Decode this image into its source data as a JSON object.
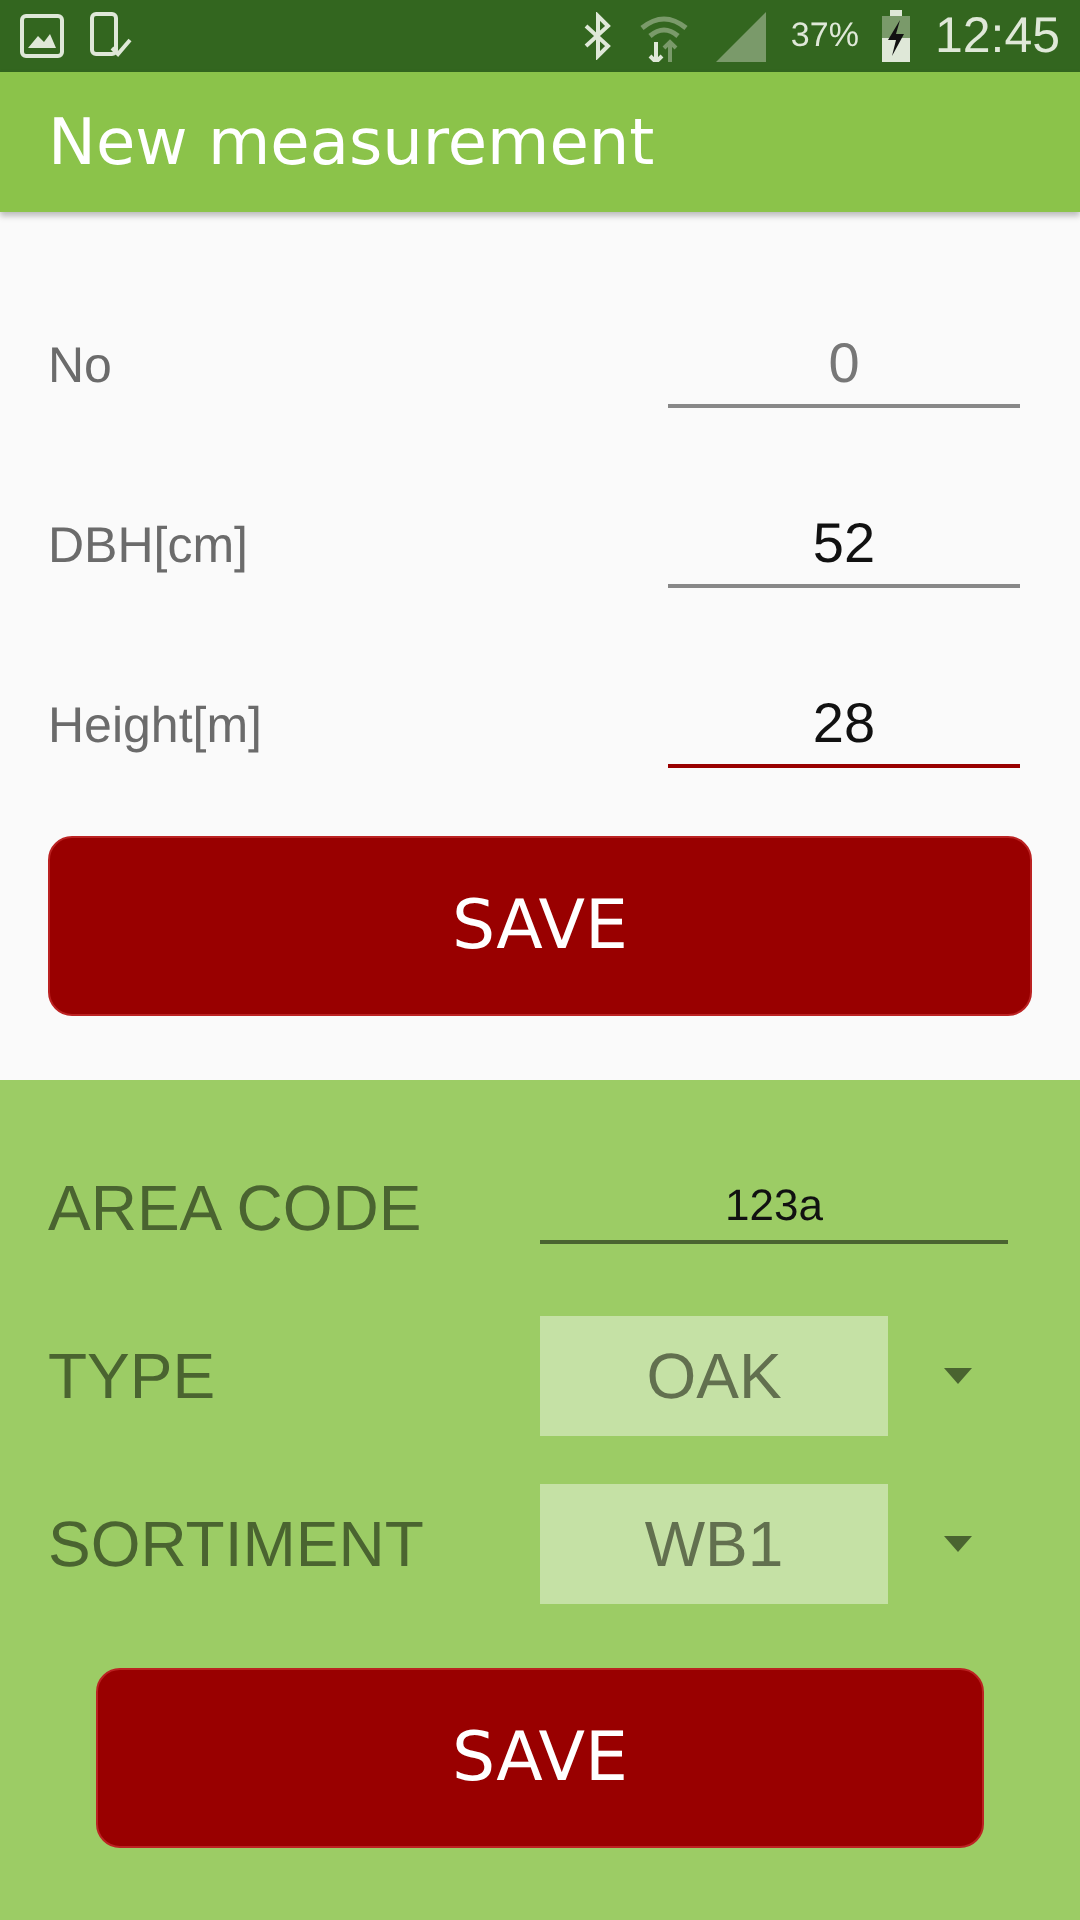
{
  "status_bar": {
    "battery": "37%",
    "time": "12:45"
  },
  "app_bar": {
    "title": "New measurement"
  },
  "measurement_fields": [
    {
      "label": "No",
      "placeholder": "0",
      "focused": false
    },
    {
      "label": "DBH[cm]",
      "value": "52",
      "focused": false
    },
    {
      "label": "Height[m]",
      "value": "28",
      "focused": true
    }
  ],
  "save_button": "SAVE",
  "area_code": {
    "label": "AREA CODE",
    "value": "123a"
  },
  "dropdowns": [
    {
      "label": "TYPE",
      "value": "OAK"
    },
    {
      "label": "SORTIMENT",
      "value": "WB1"
    }
  ],
  "bottom_save_button": "SAVE"
}
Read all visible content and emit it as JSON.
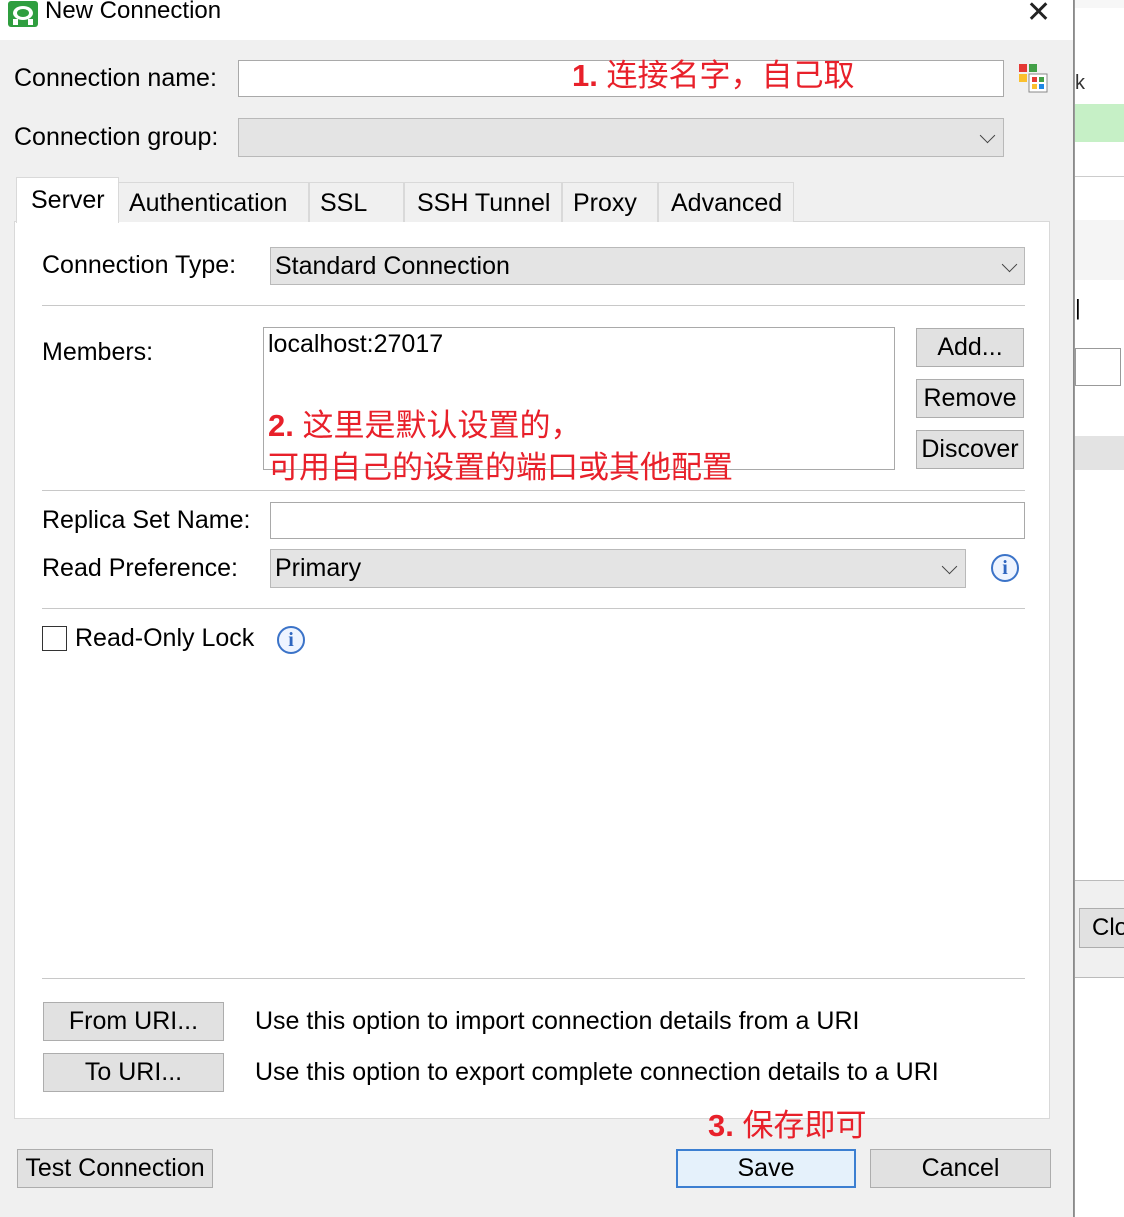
{
  "window": {
    "title": "New Connection",
    "close_glyph": "✕"
  },
  "form": {
    "connection_name_label": "Connection name:",
    "connection_name_value": "",
    "connection_group_label": "Connection group:",
    "connection_group_value": ""
  },
  "tabs": [
    {
      "label": "Server",
      "active": true
    },
    {
      "label": "Authentication"
    },
    {
      "label": "SSL"
    },
    {
      "label": "SSH Tunnel"
    },
    {
      "label": "Proxy"
    },
    {
      "label": "Advanced"
    }
  ],
  "server": {
    "connection_type_label": "Connection Type:",
    "connection_type_value": "Standard Connection",
    "members_label": "Members:",
    "members_value": "localhost:27017",
    "add_button": "Add...",
    "remove_button": "Remove",
    "discover_button": "Discover",
    "replica_set_label": "Replica Set Name:",
    "replica_set_value": "",
    "read_preference_label": "Read Preference:",
    "read_preference_value": "Primary",
    "readonly_lock_label": "Read-Only Lock",
    "readonly_lock_checked": false
  },
  "uri": {
    "from_button": "From URI...",
    "from_text": "Use this option to import connection details from a URI",
    "to_button": "To URI...",
    "to_text": "Use this option to export complete connection details to a URI"
  },
  "footer": {
    "test_button": "Test Connection",
    "save_button": "Save",
    "cancel_button": "Cancel"
  },
  "annotations": {
    "step1_num": "1.",
    "step1_text": "连接名字，自己取",
    "step2_num": "2.",
    "step2_line1": "这里是默认设置的，",
    "step2_line2": "可用自己的设置的端口或其他配置",
    "step3_num": "3.",
    "step3_text": "保存即可"
  },
  "background_window": {
    "partial_button": "Clo"
  },
  "colors": {
    "annotation": "#e8202a",
    "save_border": "#3c7fd1",
    "info_icon": "#3b73c8"
  }
}
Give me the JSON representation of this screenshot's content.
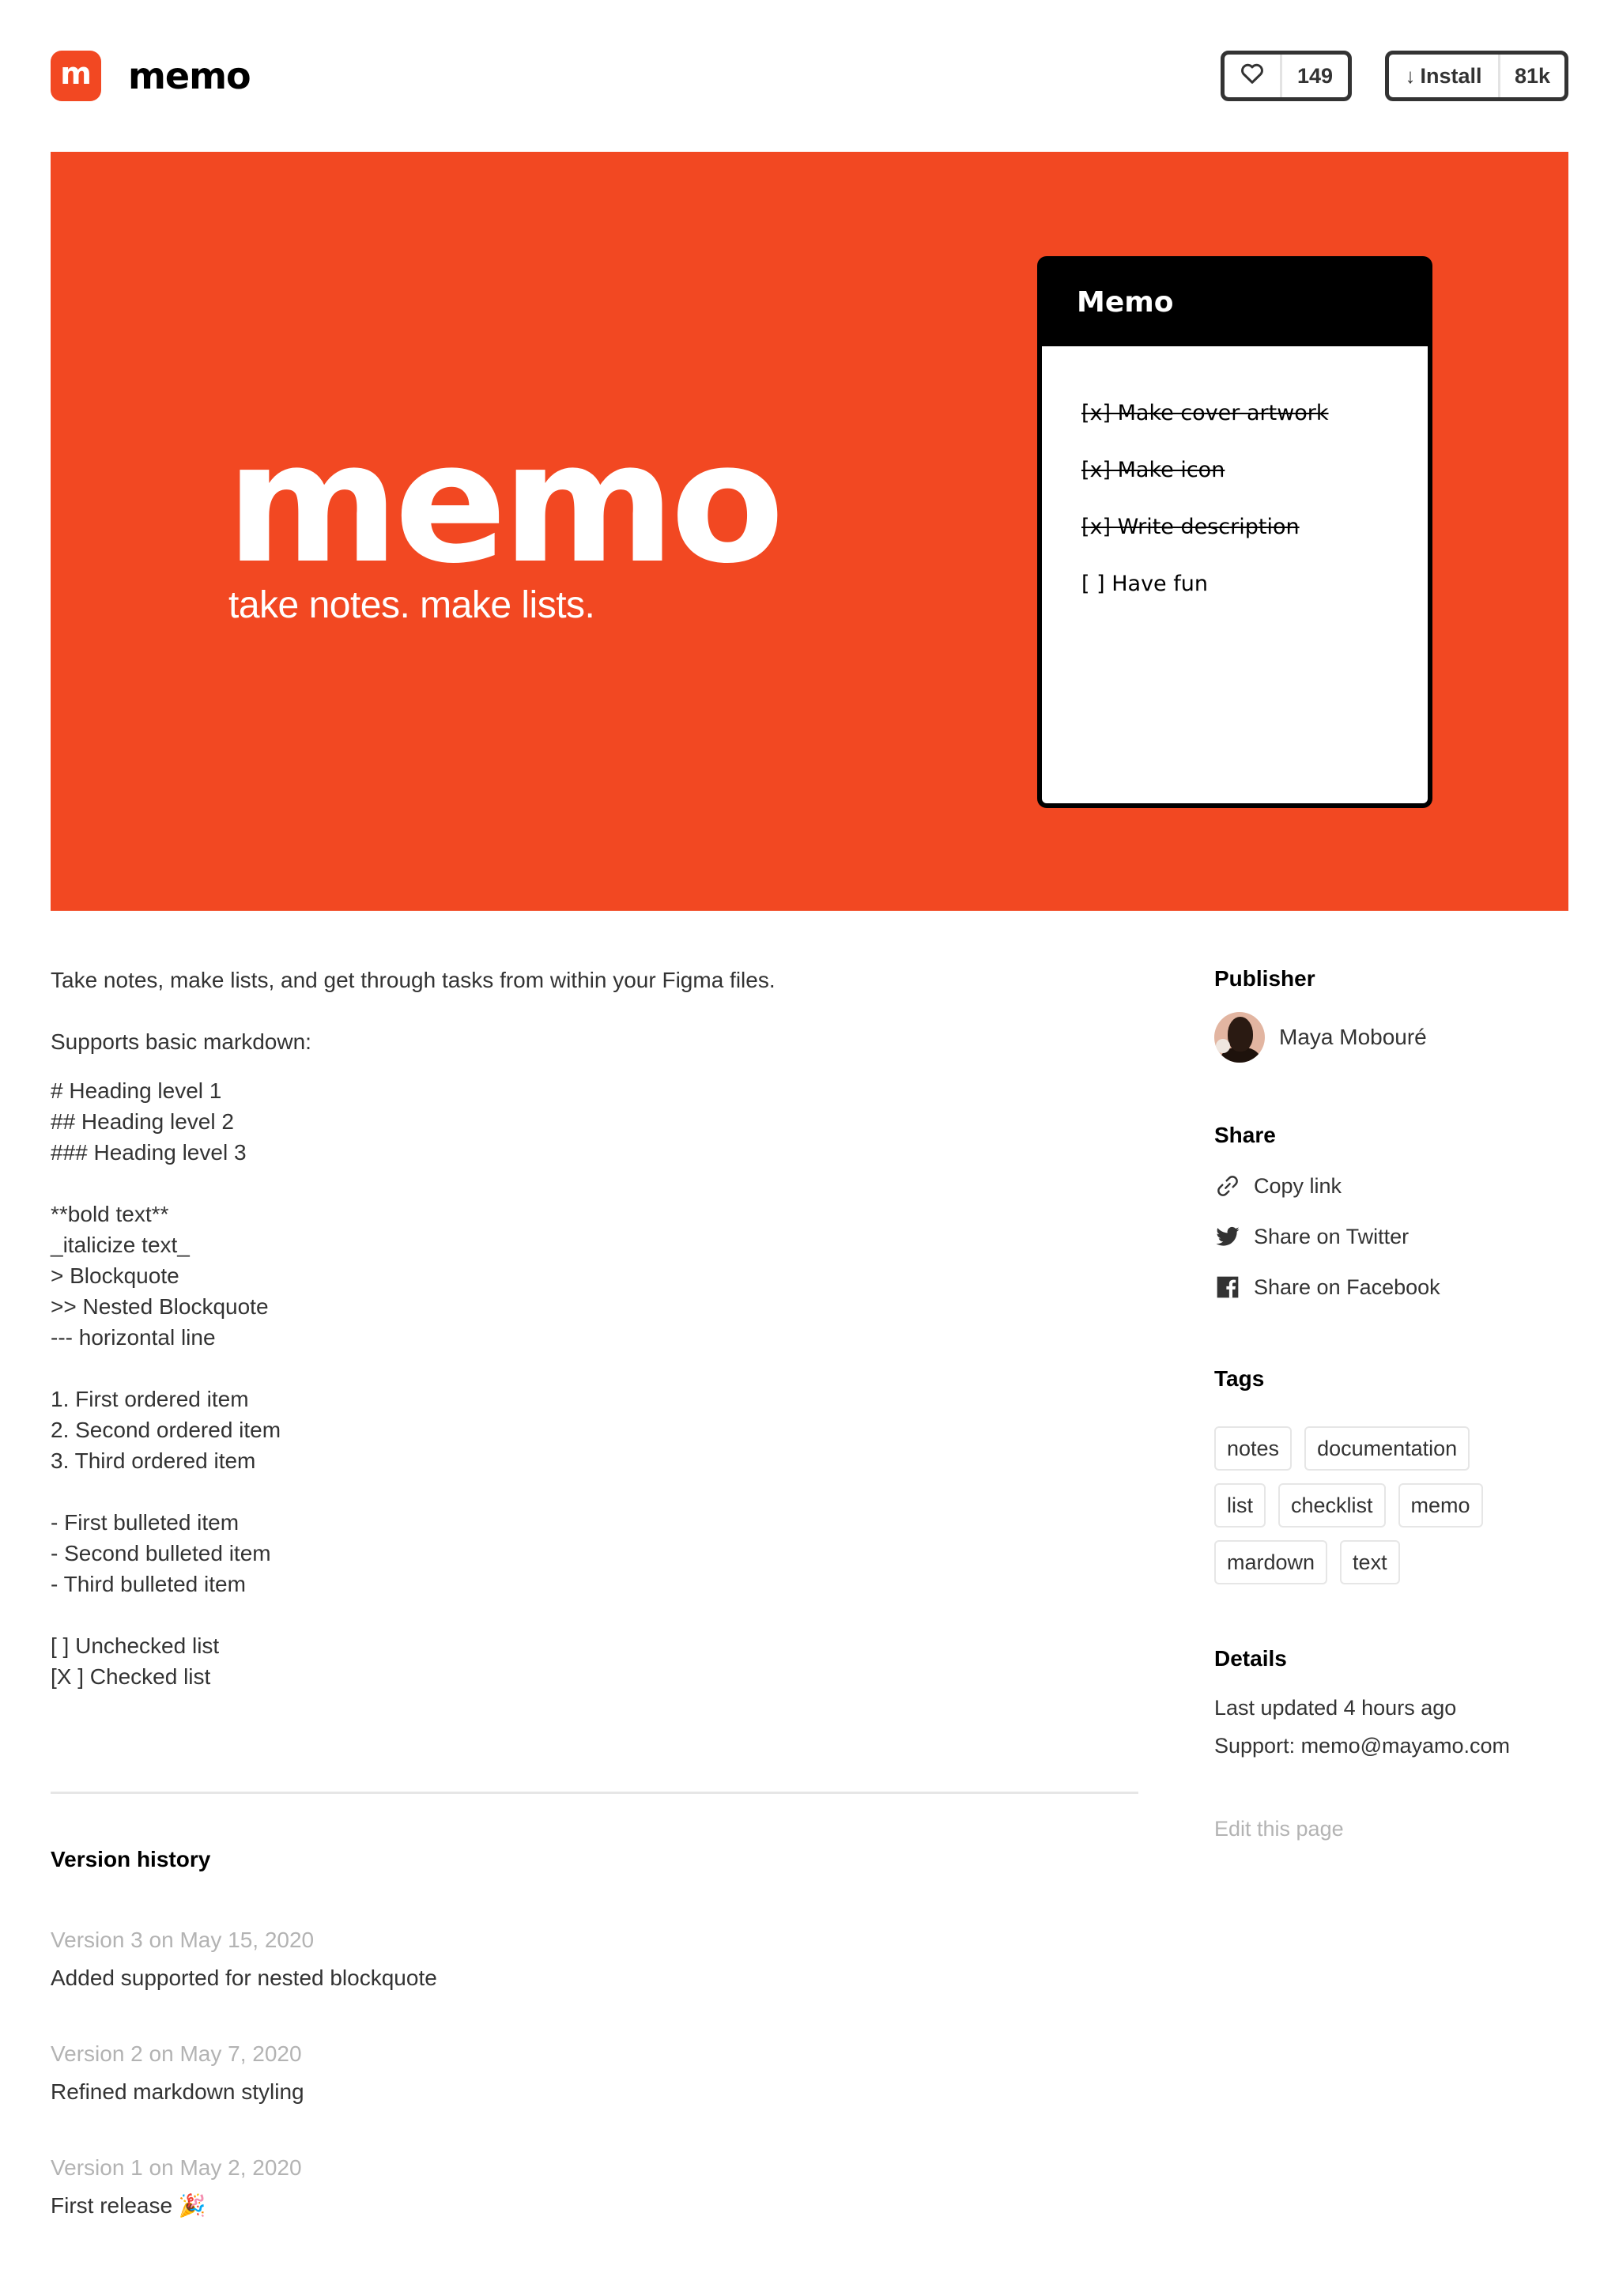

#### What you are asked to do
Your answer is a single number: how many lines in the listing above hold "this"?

#### Written answer
4